Exercise goal
Below are some records. Copy every line in them that holds "JSON".

Interface dataset entries
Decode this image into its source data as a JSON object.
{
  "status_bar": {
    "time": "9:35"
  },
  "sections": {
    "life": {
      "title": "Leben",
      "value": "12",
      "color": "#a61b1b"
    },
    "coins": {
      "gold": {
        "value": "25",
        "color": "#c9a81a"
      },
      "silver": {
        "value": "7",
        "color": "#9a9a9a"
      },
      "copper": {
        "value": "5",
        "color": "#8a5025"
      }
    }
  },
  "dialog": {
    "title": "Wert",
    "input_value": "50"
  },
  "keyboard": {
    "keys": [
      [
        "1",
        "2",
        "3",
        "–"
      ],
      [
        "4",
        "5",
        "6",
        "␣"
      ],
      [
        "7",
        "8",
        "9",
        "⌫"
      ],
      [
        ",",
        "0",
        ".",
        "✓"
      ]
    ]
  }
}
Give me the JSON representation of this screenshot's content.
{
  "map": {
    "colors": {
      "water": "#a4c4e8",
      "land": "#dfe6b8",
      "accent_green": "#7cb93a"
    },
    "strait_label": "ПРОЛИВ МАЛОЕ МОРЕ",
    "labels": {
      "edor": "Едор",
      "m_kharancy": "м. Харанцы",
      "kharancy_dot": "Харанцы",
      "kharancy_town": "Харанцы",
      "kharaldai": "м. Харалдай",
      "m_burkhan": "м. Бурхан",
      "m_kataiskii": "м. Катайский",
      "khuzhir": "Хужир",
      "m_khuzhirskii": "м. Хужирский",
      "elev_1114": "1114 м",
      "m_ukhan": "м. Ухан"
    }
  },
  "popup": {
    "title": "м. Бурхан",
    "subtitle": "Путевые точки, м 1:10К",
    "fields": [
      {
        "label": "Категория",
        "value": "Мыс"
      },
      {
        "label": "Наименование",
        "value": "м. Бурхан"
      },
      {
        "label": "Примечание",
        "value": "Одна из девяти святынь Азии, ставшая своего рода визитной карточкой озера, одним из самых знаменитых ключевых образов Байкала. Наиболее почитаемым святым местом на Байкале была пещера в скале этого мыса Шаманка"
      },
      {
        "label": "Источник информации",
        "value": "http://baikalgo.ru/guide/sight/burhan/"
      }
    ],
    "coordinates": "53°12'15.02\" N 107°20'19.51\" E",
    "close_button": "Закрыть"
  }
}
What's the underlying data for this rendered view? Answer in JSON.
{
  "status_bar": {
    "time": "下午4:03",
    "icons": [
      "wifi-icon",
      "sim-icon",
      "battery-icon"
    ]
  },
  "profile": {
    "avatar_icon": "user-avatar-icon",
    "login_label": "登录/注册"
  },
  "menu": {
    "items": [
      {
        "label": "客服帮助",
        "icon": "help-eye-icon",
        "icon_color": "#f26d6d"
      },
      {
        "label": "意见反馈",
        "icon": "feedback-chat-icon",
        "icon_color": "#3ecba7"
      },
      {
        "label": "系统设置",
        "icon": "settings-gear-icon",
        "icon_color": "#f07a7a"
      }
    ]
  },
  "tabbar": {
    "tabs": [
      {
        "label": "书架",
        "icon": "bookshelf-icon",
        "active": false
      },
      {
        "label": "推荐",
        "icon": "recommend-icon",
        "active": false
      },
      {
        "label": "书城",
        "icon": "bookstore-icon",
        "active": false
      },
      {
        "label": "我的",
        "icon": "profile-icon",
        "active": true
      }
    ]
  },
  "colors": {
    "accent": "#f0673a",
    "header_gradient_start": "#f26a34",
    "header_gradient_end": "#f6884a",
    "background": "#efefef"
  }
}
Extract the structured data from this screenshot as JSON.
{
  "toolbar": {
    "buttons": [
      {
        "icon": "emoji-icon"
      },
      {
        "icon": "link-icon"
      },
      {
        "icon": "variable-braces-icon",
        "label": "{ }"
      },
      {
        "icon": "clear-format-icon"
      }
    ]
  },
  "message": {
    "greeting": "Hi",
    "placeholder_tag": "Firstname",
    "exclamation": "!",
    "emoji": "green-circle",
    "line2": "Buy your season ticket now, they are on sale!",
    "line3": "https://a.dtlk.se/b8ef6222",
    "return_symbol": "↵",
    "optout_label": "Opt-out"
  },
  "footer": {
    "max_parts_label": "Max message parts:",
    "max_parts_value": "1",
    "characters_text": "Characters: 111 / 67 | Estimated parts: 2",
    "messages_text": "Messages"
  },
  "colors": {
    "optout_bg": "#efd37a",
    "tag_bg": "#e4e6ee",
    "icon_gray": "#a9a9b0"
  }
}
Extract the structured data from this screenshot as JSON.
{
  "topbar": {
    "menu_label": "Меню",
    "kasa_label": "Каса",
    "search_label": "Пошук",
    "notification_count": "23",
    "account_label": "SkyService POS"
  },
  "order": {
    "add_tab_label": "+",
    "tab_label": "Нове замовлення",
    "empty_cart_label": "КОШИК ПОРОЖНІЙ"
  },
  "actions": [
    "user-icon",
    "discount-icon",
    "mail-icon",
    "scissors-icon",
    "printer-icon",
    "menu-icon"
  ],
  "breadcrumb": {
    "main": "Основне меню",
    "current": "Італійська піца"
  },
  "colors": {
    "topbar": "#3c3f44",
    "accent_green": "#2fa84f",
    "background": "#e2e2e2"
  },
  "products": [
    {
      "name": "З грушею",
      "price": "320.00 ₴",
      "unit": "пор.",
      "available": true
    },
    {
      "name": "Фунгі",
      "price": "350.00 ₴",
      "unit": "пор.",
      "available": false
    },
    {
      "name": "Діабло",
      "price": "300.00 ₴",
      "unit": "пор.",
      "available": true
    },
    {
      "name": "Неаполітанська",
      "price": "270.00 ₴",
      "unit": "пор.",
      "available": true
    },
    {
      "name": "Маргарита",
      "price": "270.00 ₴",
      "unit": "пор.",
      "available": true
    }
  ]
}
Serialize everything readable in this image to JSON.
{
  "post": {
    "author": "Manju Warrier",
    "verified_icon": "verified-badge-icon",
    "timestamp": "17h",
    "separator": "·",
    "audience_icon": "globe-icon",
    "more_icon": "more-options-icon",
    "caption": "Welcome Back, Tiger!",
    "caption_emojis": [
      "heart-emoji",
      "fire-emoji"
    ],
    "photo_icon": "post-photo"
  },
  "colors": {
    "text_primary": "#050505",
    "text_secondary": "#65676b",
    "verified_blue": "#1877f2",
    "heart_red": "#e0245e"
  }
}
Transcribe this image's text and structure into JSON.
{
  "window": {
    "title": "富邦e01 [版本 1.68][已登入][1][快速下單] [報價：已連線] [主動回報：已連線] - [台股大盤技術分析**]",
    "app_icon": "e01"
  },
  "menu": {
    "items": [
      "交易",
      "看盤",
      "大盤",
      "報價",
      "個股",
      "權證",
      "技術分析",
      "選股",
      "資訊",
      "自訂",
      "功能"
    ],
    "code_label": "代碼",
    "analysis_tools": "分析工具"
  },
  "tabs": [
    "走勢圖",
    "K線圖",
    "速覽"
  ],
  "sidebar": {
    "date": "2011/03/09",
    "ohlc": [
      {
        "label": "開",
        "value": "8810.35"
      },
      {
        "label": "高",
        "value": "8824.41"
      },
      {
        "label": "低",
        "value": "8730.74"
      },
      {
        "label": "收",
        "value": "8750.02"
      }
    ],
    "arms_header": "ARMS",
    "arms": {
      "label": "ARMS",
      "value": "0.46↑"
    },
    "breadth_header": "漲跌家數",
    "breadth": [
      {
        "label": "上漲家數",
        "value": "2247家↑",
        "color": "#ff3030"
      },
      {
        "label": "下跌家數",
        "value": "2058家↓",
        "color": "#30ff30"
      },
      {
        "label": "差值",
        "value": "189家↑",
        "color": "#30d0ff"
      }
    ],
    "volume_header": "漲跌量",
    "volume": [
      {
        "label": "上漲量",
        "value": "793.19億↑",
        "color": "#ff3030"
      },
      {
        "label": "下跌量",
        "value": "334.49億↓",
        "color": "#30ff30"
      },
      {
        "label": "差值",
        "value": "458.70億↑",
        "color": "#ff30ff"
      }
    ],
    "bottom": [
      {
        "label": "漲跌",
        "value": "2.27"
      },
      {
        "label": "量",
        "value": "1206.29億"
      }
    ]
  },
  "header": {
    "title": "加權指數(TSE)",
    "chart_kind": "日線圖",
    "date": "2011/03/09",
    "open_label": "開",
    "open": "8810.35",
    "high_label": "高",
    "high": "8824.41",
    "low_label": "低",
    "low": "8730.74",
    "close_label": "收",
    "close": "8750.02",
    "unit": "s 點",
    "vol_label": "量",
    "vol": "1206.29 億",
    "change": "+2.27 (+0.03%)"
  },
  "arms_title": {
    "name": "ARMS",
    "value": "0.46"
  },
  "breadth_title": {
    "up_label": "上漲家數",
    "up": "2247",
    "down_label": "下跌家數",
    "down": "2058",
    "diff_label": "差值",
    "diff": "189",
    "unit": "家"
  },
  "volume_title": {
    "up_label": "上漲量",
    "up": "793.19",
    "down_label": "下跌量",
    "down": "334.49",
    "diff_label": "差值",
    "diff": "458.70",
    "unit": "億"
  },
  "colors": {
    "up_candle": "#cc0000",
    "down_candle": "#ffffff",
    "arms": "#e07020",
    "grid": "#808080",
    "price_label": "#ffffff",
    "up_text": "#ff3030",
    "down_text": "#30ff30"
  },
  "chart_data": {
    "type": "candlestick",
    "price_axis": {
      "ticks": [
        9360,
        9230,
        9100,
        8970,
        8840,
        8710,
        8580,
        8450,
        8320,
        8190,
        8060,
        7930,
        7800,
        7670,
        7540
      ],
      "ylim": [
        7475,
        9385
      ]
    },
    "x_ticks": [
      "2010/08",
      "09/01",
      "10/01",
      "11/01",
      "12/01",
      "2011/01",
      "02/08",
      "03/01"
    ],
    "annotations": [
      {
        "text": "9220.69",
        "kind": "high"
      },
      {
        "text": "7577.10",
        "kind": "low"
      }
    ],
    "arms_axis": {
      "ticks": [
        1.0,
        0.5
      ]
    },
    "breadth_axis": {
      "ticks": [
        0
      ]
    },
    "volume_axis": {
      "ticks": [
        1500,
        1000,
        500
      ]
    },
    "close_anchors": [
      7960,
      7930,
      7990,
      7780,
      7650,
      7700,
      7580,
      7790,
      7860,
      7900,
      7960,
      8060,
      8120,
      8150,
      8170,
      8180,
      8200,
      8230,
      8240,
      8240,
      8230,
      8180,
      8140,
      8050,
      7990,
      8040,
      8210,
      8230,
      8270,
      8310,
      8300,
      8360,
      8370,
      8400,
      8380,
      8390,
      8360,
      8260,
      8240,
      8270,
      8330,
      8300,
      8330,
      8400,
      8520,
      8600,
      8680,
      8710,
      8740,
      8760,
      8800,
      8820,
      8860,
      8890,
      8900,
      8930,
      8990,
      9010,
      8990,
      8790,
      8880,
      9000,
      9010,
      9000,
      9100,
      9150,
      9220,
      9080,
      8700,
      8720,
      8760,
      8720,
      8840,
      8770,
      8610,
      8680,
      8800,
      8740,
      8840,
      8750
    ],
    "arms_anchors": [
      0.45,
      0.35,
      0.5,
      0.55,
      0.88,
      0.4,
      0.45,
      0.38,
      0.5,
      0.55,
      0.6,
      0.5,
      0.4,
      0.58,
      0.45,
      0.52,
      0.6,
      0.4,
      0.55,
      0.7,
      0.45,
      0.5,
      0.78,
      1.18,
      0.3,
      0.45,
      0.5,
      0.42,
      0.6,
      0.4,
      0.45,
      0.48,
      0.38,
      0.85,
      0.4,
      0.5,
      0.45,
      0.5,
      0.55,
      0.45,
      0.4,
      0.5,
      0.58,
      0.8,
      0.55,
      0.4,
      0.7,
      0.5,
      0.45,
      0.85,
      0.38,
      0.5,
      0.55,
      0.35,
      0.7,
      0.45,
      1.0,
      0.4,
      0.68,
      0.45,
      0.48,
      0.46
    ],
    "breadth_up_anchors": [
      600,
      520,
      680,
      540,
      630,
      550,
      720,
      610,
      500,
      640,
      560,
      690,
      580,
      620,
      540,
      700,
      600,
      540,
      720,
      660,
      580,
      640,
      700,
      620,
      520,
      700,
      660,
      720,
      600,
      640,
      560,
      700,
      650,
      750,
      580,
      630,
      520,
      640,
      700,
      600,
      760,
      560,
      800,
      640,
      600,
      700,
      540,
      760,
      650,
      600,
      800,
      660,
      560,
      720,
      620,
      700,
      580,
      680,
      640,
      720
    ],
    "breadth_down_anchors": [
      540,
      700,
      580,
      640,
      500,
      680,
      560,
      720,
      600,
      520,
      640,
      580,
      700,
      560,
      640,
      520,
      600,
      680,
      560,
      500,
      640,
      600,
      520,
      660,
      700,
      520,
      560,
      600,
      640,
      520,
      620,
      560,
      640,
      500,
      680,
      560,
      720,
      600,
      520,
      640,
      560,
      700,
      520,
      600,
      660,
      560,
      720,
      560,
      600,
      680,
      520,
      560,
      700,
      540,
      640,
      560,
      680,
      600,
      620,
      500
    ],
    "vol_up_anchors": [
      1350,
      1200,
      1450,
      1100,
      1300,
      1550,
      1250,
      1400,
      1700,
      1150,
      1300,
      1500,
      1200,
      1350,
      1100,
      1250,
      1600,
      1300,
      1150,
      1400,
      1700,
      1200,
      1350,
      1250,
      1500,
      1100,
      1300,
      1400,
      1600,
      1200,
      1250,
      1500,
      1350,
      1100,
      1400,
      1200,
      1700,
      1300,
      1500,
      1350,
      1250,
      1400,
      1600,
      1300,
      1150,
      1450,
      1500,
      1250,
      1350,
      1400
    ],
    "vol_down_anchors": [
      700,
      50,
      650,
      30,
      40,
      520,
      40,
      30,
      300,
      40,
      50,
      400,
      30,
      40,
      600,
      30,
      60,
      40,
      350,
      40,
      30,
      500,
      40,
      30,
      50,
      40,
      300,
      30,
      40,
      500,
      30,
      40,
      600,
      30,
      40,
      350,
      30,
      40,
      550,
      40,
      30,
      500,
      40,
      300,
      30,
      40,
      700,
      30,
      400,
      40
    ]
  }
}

Output
Decode this image into its source data as a JSON object.
Give me the JSON representation of this screenshot's content.
What's the underlying data for this rendered view? Answer in JSON.
Extract the structured data from this screenshot as JSON.
Extract the structured data from this screenshot as JSON.
Serialize everything readable in this image to JSON.
Transcribe this image's text and structure into JSON.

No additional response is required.